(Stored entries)
# # # # #

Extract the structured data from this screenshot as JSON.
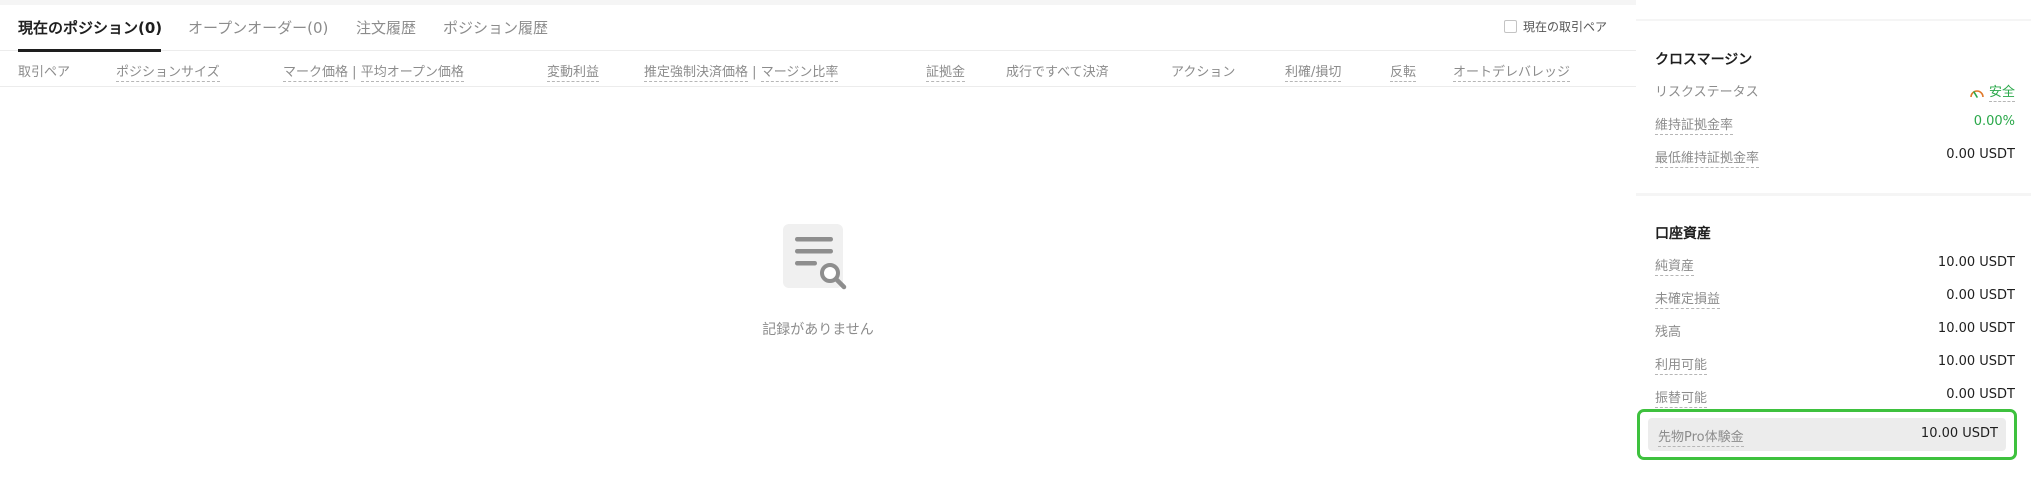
{
  "tabs": [
    {
      "label": "現在のポジション(0)",
      "active": true
    },
    {
      "label": "オープンオーダー(0)",
      "active": false
    },
    {
      "label": "注文履歴",
      "active": false
    },
    {
      "label": "ポジション履歴",
      "active": false
    }
  ],
  "current_pair_label": "現在の取引ペア",
  "columns": [
    {
      "label": "取引ペア",
      "dashed": false
    },
    {
      "label": "ポジションサイズ",
      "dashed": true
    },
    {
      "label": "マーク価格",
      "dashed": true
    },
    {
      "label": "平均オープン価格",
      "dashed": true
    },
    {
      "label": "変動利益",
      "dashed": true
    },
    {
      "label": "推定強制決済価格",
      "dashed": true
    },
    {
      "label": "マージン比率",
      "dashed": true
    },
    {
      "label": "証拠金",
      "dashed": true
    },
    {
      "label": "成行ですべて決済",
      "dashed": false
    },
    {
      "label": "アクション",
      "dashed": false
    },
    {
      "label": "利確/損切",
      "dashed": true
    },
    {
      "label": "反転",
      "dashed": true
    },
    {
      "label": "オートデレバレッジ",
      "dashed": true
    }
  ],
  "separator": "|",
  "empty_state": {
    "text": "記録がありません",
    "icon": "document-search-icon"
  },
  "cross_margin": {
    "title": "クロスマージン",
    "rows": [
      {
        "label": "リスクステータス",
        "value": "安全",
        "icon": "gauge-icon"
      },
      {
        "label": "維持証拠金率",
        "value": "0.00%"
      },
      {
        "label": "最低維持証拠金率",
        "value": "0.00 USDT"
      }
    ]
  },
  "account_assets": {
    "title": "口座資産",
    "rows": [
      {
        "label": "純資産",
        "value": "10.00 USDT"
      },
      {
        "label": "未確定損益",
        "value": "0.00 USDT"
      },
      {
        "label": "残高",
        "value": "10.00 USDT"
      },
      {
        "label": "利用可能",
        "value": "10.00 USDT"
      },
      {
        "label": "振替可能",
        "value": "0.00 USDT"
      }
    ],
    "highlight": {
      "label": "先物Pro体験金",
      "value": "10.00 USDT"
    }
  },
  "colors": {
    "accent_green": "#2aa84a",
    "highlight_border": "#3ec13e"
  }
}
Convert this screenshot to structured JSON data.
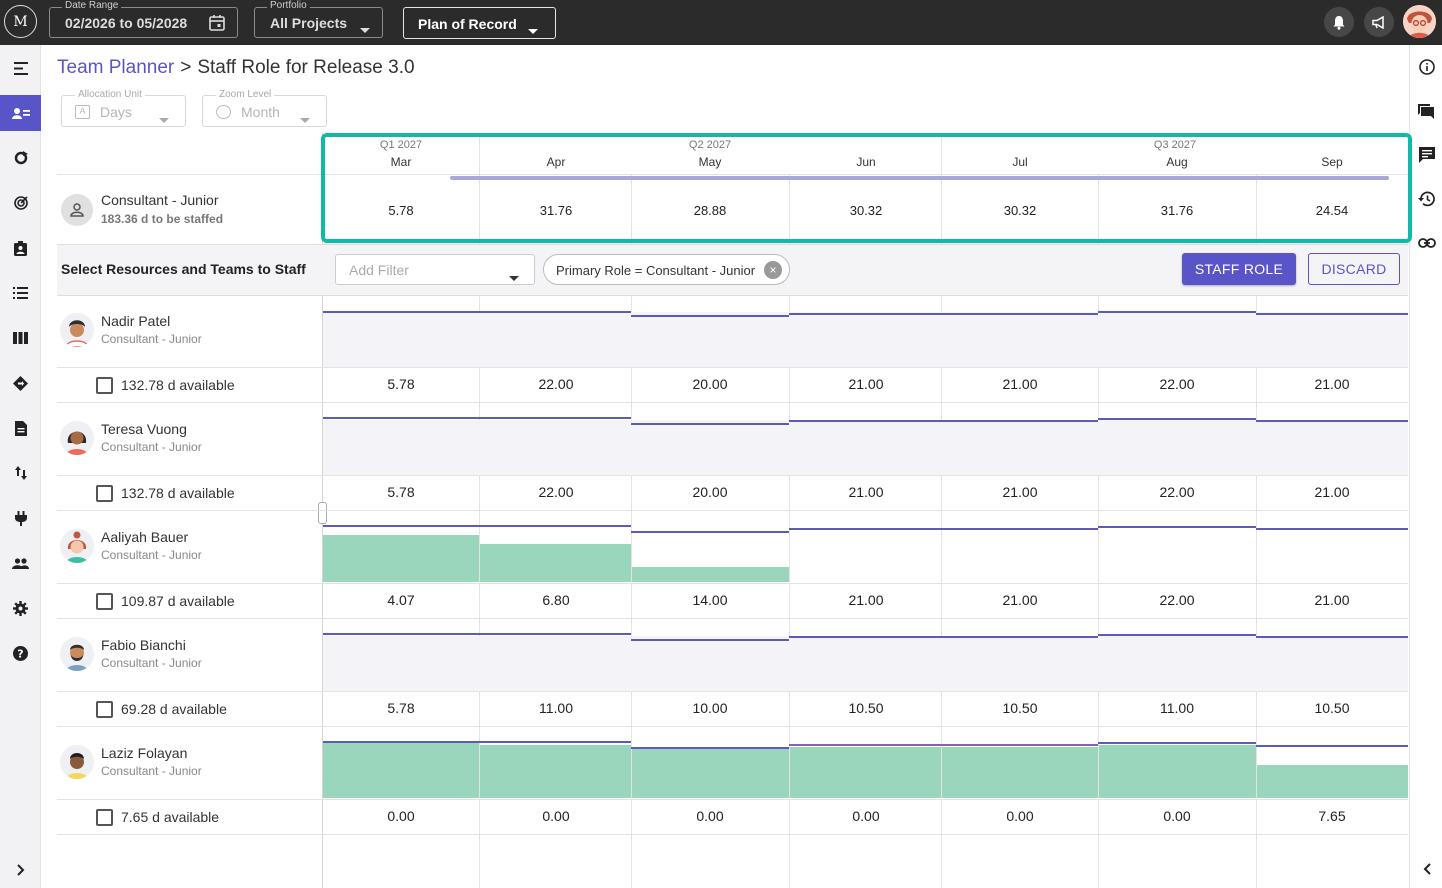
{
  "topbar": {
    "logo_text": "M",
    "date_range": {
      "label": "Date Range",
      "value": "02/2026 to 05/2028"
    },
    "portfolio": {
      "label": "Portfolio",
      "value": "All Projects"
    },
    "plan": {
      "value": "Plan of Record"
    }
  },
  "breadcrumb": {
    "parent": "Team Planner",
    "separator": ">",
    "current": "Staff Role for Release 3.0"
  },
  "controls": {
    "allocation_unit": {
      "label": "Allocation Unit",
      "value": "Days"
    },
    "zoom_level": {
      "label": "Zoom Level",
      "value": "Month"
    }
  },
  "timeline": {
    "quarters": [
      "Q1 2027",
      "Q2 2027",
      "Q3 2027"
    ],
    "months": [
      "Mar",
      "Apr",
      "May",
      "Jun",
      "Jul",
      "Aug",
      "Sep"
    ]
  },
  "role": {
    "name": "Consultant - Junior",
    "to_be_staffed": "183.36 d to be staffed",
    "demand": [
      "5.78",
      "31.76",
      "28.88",
      "30.32",
      "30.32",
      "31.76",
      "24.54"
    ]
  },
  "filterbar": {
    "title": "Select Resources and Teams to Staff",
    "add_filter_placeholder": "Add Filter",
    "chip": "Primary Role = Consultant - Junior",
    "staff_button": "STAFF ROLE",
    "discard_button": "DISCARD"
  },
  "resources": [
    {
      "name": "Nadir Patel",
      "role": "Consultant - Junior",
      "available": "132.78 d available",
      "values": [
        "5.78",
        "22.00",
        "20.00",
        "21.00",
        "21.00",
        "22.00",
        "21.00"
      ]
    },
    {
      "name": "Teresa Vuong",
      "role": "Consultant - Junior",
      "available": "132.78 d available",
      "values": [
        "5.78",
        "22.00",
        "20.00",
        "21.00",
        "21.00",
        "22.00",
        "21.00"
      ]
    },
    {
      "name": "Aaliyah Bauer",
      "role": "Consultant - Junior",
      "available": "109.87 d available",
      "values": [
        "4.07",
        "6.80",
        "14.00",
        "21.00",
        "21.00",
        "22.00",
        "21.00"
      ]
    },
    {
      "name": "Fabio Bianchi",
      "role": "Consultant - Junior",
      "available": "69.28 d available",
      "values": [
        "5.78",
        "11.00",
        "10.00",
        "10.50",
        "10.50",
        "11.00",
        "10.50"
      ]
    },
    {
      "name": "Laziz Folayan",
      "role": "Consultant - Junior",
      "available": "7.65 d available",
      "values": [
        "0.00",
        "0.00",
        "0.00",
        "0.00",
        "0.00",
        "0.00",
        "7.65"
      ]
    }
  ],
  "colors": {
    "accent": "#5955c9",
    "highlight": "#10b9aa",
    "booked": "#9ad6bb",
    "capacity": "#5c5cb8"
  },
  "icons": {
    "left_rail": [
      "menu-icon",
      "staff-role-icon",
      "refresh-icon",
      "target-icon",
      "badge-icon",
      "list-icon",
      "columns-icon",
      "diamond-icon",
      "document-icon",
      "transfer-icon",
      "plug-icon",
      "people-icon",
      "gear-icon",
      "help-icon",
      "expand-icon"
    ],
    "right_rail": [
      "info-icon",
      "chat-icon",
      "comment-icon",
      "history-icon",
      "link-icon",
      "collapse-icon"
    ]
  }
}
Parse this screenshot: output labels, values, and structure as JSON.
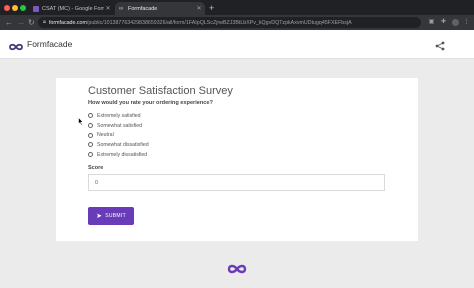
{
  "browser": {
    "tabs": [
      {
        "title": "CSAT (MC) - Google Forms",
        "favicon": "google-forms-icon",
        "active": false
      },
      {
        "title": "Formfacade",
        "favicon": "formfacade-icon",
        "active": true
      }
    ],
    "url": {
      "host": "formfacade.com",
      "path": "/public/101387763429838659326/all/form/1FAIpQLScZjrwBZJ3BtLbXPv_kQgvDQTzpkAxvmUDtugq45FXEFbsjA"
    }
  },
  "app": {
    "brand": "Formfacade",
    "accent_color": "#6a3bb9"
  },
  "form": {
    "title": "Customer Satisfaction Survey",
    "question": "How would you rate your ordering experience?",
    "options": [
      "Extremely satisfied",
      "Somewhat satisfied",
      "Neutral",
      "Somewhat dissatisfied",
      "Extremely dissatisfied"
    ],
    "score_label": "Score",
    "score_value": "0",
    "submit_label": "SUBMIT"
  }
}
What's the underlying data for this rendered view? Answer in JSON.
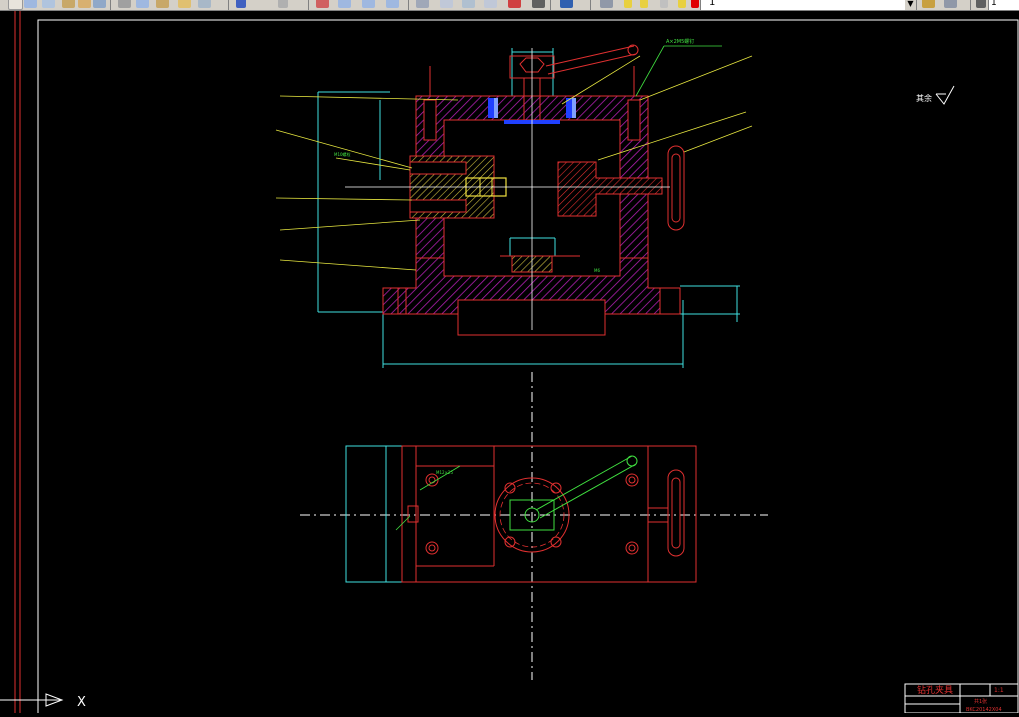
{
  "toolbar": {
    "layer_name": "1",
    "right_text": "1",
    "icons": [
      "new-icon",
      "open-icon",
      "save-icon",
      "print-icon",
      "preview-icon",
      "publish-icon",
      "cut-icon",
      "copy-icon",
      "paste-icon",
      "match-icon",
      "undo-icon",
      "redo-icon",
      "pan-icon",
      "zoom-realtime-icon",
      "zoom-window-icon",
      "zoom-previous-icon",
      "properties-icon",
      "design-center-icon",
      "tool-palette-icon",
      "sheet-set-icon",
      "markup-icon",
      "calc-icon",
      "help-icon",
      "layer-manager-icon",
      "layer-state-icon"
    ]
  },
  "drawing": {
    "annotations": {
      "part_spec": "A×2M5螺钉",
      "label_clamp": "M10螺栓",
      "label_bottom_note": "M6",
      "plan_note": "M12×25",
      "roughness_symbol_text": "其余"
    },
    "title_block": {
      "title": "钻孔夹具",
      "scale": "1:1",
      "sheet": "共1张",
      "code": "BKC20142X04"
    },
    "ucs_x_label": "X"
  }
}
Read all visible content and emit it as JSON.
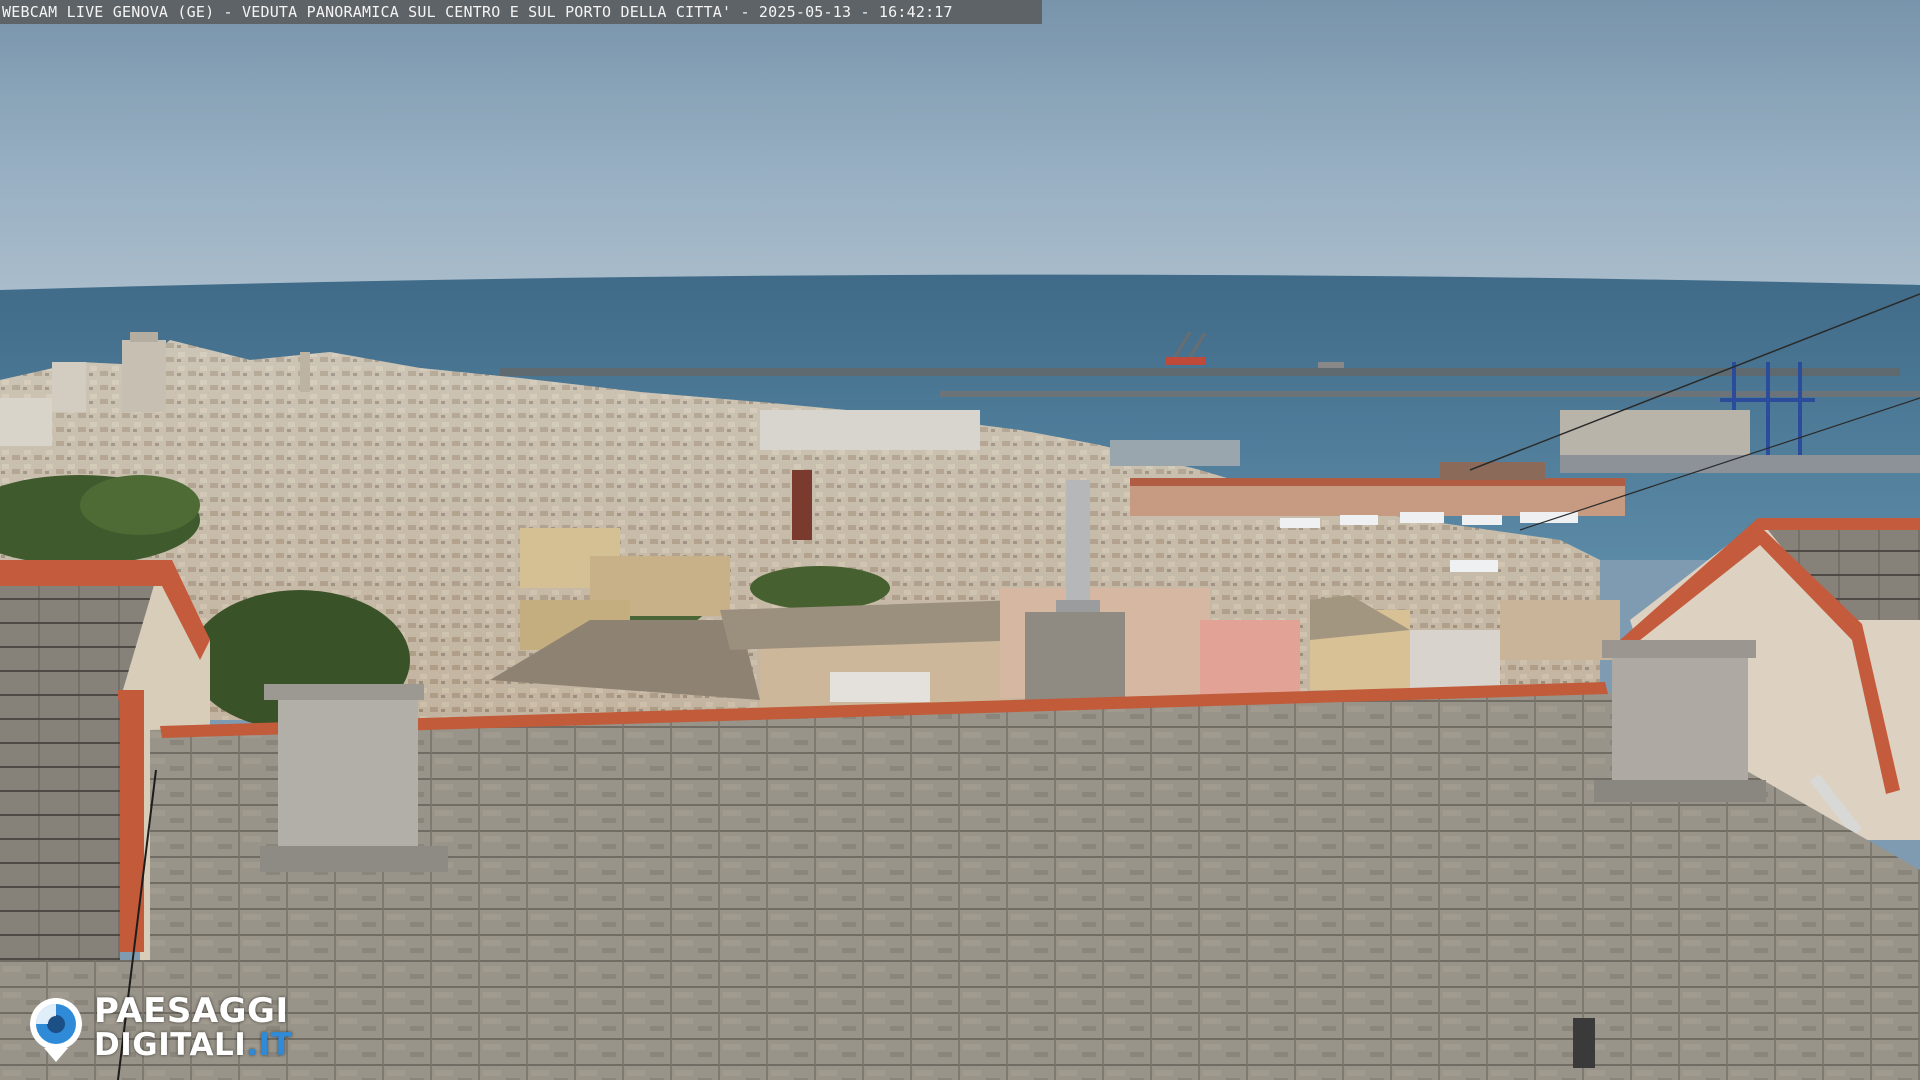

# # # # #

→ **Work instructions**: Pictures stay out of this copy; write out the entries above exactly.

→ **Result**:
Extract the structured data from this screenshot as JSON.
{
  "tabs": [
    {
      "label": "現在のポジション(0)",
      "active": true
    },
    {
      "label": "オープンオーダー(0)",
      "active": false
    },
    {
      "label": "注文履歴",
      "active": false
    },
    {
      "label": "ポジション履歴",
      "active": false
    }
  ],
  "current_pair_label": "現在の取引ペア",
  "columns": [
    {
      "label": "取引ペア",
      "dashed": false
    },
    {
      "label": "ポジションサイズ",
      "dashed": true
    },
    {
      "label": "マーク価格",
      "dashed": true
    },
    {
      "label": "平均オープン価格",
      "dashed": true
    },
    {
      "label": "変動利益",
      "dashed": true
    },
    {
      "label": "推定強制決済価格",
      "dashed": true
    },
    {
      "label": "マージン比率",
      "dashed": true
    },
    {
      "label": "証拠金",
      "dashed": true
    },
    {
      "label": "成行ですべて決済",
      "dashed": false
    },
    {
      "label": "アクション",
      "dashed": false
    },
    {
      "label": "利確/損切",
      "dashed": true
    },
    {
      "label": "反転",
      "dashed": true
    },
    {
      "label": "オートデレバレッジ",
      "dashed": true
    }
  ],
  "separator": "|",
  "empty_state": {
    "text": "記録がありません",
    "icon": "document-search-icon"
  },
  "cross_margin": {
    "title": "クロスマージン",
    "rows": [
      {
        "label": "リスクステータス",
        "value": "安全",
        "icon": "gauge-icon"
      },
      {
        "label": "維持証拠金率",
        "value": "0.00%"
      },
      {
        "label": "最低維持証拠金率",
        "value": "0.00 USDT"
      }
    ]
  },
  "account_assets": {
    "title": "口座資産",
    "rows": [
      {
        "label": "純資産",
        "value": "10.00 USDT"
      },
      {
        "label": "未確定損益",
        "value": "0.00 USDT"
      },
      {
        "label": "残高",
        "value": "10.00 USDT"
      },
      {
        "label": "利用可能",
        "value": "10.00 USDT"
      },
      {
        "label": "振替可能",
        "value": "0.00 USDT"
      }
    ],
    "highlight": {
      "label": "先物Pro体験金",
      "value": "10.00 USDT"
    }
  },
  "colors": {
    "accent_green": "#2aa84a",
    "highlight_border": "#3ec13e"
  }
}
Convert this screenshot to structured JSON data.
{
  "topbar": {
    "logo_text": "M",
    "date_range": {
      "label": "Date Range",
      "value": "02/2026 to 05/2028"
    },
    "portfolio": {
      "label": "Portfolio",
      "value": "All Projects"
    },
    "plan": {
      "value": "Plan of Record"
    }
  },
  "breadcrumb": {
    "parent": "Team Planner",
    "separator": ">",
    "current": "Staff Role for Release 3.0"
  },
  "controls": {
    "allocation_unit": {
      "label": "Allocation Unit",
      "value": "Days"
    },
    "zoom_level": {
      "label": "Zoom Level",
      "value": "Month"
    }
  },
  "timeline": {
    "quarters": [
      "Q1 2027",
      "Q2 2027",
      "Q3 2027"
    ],
    "months": [
      "Mar",
      "Apr",
      "May",
      "Jun",
      "Jul",
      "Aug",
      "Sep"
    ]
  },
  "role": {
    "name": "Consultant - Junior",
    "to_be_staffed": "183.36 d to be staffed",
    "demand": [
      "5.78",
      "31.76",
      "28.88",
      "30.32",
      "30.32",
      "31.76",
      "24.54"
    ]
  },
  "filterbar": {
    "title": "Select Resources and Teams to Staff",
    "add_filter_placeholder": "Add Filter",
    "chip": "Primary Role = Consultant - Junior",
    "staff_button": "STAFF ROLE",
    "discard_button": "DISCARD"
  },
  "resources": [
    {
      "name": "Nadir Patel",
      "role": "Consultant - Junior",
      "available": "132.78 d available",
      "values": [
        "5.78",
        "22.00",
        "20.00",
        "21.00",
        "21.00",
        "22.00",
        "21.00"
      ]
    },
    {
      "name": "Teresa Vuong",
      "role": "Consultant - Junior",
      "available": "132.78 d available",
      "values": [
        "5.78",
        "22.00",
        "20.00",
        "21.00",
        "21.00",
        "22.00",
        "21.00"
      ]
    },
    {
      "name": "Aaliyah Bauer",
      "role": "Consultant - Junior",
      "available": "109.87 d available",
      "values": [
        "4.07",
        "6.80",
        "14.00",
        "21.00",
        "21.00",
        "22.00",
        "21.00"
      ]
    },
    {
      "name": "Fabio Bianchi",
      "role": "Consultant - Junior",
      "available": "69.28 d available",
      "values": [
        "5.78",
        "11.00",
        "10.00",
        "10.50",
        "10.50",
        "11.00",
        "10.50"
      ]
    },
    {
      "name": "Laziz Folayan",
      "role": "Consultant - Junior",
      "available": "7.65 d available",
      "values": [
        "0.00",
        "0.00",
        "0.00",
        "0.00",
        "0.00",
        "0.00",
        "7.65"
      ]
    }
  ],
  "colors": {
    "accent": "#5955c9",
    "highlight": "#10b9aa",
    "booked": "#9ad6bb",
    "capacity": "#5c5cb8"
  },
  "icons": {
    "left_rail": [
      "menu-icon",
      "staff-role-icon",
      "refresh-icon",
      "target-icon",
      "badge-icon",
      "list-icon",
      "columns-icon",
      "diamond-icon",
      "document-icon",
      "transfer-icon",
      "plug-icon",
      "people-icon",
      "gear-icon",
      "help-icon",
      "expand-icon"
    ],
    "right_rail": [
      "info-icon",
      "chat-icon",
      "comment-icon",
      "history-icon",
      "link-icon",
      "collapse-icon"
    ]
  }
}
Parse this screenshot: output labels, values, and structure as JSON.
{
  "browser": {
    "tabs": [
      {
        "title": "CSAT (MC) - Google Forms",
        "favicon": "google-forms-icon",
        "active": false
      },
      {
        "title": "Formfacade",
        "favicon": "formfacade-icon",
        "active": true
      }
    ],
    "url": {
      "host": "formfacade.com",
      "path": "/public/101387763429838659326/all/form/1FAIpQLScZjrwBZJ3BtLbXPv_kQgvDQTzpkAxvmUDtugq45FXEFbsjA"
    }
  },
  "app": {
    "brand": "Formfacade",
    "accent_color": "#6a3bb9"
  },
  "form": {
    "title": "Customer Satisfaction Survey",
    "question": "How would you rate your ordering experience?",
    "options": [
      "Extremely satisfied",
      "Somewhat satisfied",
      "Neutral",
      "Somewhat dissatisfied",
      "Extremely dissatisfied"
    ],
    "score_label": "Score",
    "score_value": "0",
    "submit_label": "SUBMIT"
  }
}
What's the underlying data for this rendered view? Answer in JSON.
{
  "toolbar": {
    "layer_name": "1",
    "right_text": "1",
    "icons": [
      "new-icon",
      "open-icon",
      "save-icon",
      "print-icon",
      "preview-icon",
      "publish-icon",
      "cut-icon",
      "copy-icon",
      "paste-icon",
      "match-icon",
      "undo-icon",
      "redo-icon",
      "pan-icon",
      "zoom-realtime-icon",
      "zoom-window-icon",
      "zoom-previous-icon",
      "properties-icon",
      "design-center-icon",
      "tool-palette-icon",
      "sheet-set-icon",
      "markup-icon",
      "calc-icon",
      "help-icon",
      "layer-manager-icon",
      "layer-state-icon"
    ]
  },
  "drawing": {
    "annotations": {
      "part_spec": "A×2M5螺钉",
      "label_clamp": "M10螺栓",
      "label_bottom_note": "M6",
      "plan_note": "M12×25",
      "roughness_symbol_text": "其余"
    },
    "title_block": {
      "title": "钻孔夹具",
      "scale": "1:1",
      "sheet": "共1张",
      "code": "BKC20142X04"
    },
    "ucs_x_label": "X"
  }
}
Read all visible content and emit it as JSON.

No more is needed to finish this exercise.